## EXERCISE GOAL
In the data below, how many lines include the string "colors"? Give only the number.

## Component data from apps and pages
######

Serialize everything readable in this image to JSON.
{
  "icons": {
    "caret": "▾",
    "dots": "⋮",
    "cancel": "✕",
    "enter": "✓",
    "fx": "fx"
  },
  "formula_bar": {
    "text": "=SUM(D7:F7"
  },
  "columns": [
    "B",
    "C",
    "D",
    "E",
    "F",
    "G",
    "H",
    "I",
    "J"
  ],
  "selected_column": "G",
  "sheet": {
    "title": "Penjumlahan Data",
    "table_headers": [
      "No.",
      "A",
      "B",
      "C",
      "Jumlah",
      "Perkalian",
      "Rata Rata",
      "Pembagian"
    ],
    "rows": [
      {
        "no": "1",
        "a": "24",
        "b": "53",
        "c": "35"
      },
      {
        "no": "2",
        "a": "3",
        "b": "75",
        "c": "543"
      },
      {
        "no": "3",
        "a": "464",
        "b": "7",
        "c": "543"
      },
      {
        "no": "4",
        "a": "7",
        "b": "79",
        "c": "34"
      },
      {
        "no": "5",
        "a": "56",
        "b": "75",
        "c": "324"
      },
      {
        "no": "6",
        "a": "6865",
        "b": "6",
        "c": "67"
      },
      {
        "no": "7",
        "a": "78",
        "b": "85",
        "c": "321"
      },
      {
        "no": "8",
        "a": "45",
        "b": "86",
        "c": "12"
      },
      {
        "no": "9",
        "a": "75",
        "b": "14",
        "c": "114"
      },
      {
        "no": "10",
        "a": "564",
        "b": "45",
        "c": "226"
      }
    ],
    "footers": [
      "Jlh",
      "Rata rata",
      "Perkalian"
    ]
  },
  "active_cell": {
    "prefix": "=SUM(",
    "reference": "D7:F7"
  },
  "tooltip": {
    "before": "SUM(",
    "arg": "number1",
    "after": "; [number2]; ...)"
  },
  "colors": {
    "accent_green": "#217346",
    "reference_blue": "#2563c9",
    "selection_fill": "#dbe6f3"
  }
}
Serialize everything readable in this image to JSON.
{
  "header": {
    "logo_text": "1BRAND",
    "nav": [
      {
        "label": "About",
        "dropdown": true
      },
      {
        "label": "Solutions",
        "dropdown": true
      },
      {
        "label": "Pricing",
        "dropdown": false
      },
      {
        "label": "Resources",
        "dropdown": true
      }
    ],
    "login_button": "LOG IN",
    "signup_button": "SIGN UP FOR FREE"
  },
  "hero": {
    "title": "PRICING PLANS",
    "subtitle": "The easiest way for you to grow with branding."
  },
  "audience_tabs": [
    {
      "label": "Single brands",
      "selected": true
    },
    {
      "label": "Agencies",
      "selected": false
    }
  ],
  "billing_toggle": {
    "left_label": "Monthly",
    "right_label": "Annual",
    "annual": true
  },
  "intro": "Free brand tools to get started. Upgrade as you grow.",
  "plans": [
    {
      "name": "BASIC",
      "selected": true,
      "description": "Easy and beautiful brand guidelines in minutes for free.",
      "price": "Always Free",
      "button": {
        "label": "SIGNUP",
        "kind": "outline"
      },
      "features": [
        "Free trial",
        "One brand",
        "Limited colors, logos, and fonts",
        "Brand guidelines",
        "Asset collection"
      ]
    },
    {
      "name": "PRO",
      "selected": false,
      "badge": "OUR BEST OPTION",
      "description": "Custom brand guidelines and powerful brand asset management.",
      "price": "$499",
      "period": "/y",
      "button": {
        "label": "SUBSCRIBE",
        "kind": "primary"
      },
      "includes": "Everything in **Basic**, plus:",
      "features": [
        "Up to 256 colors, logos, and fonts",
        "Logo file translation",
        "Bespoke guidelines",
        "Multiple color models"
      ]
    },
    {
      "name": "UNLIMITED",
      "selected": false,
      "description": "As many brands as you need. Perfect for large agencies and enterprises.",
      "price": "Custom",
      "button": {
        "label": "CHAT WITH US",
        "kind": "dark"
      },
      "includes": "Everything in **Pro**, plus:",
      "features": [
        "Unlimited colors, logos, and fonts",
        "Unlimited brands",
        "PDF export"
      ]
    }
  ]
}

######

## SOLVED PROBLEM
4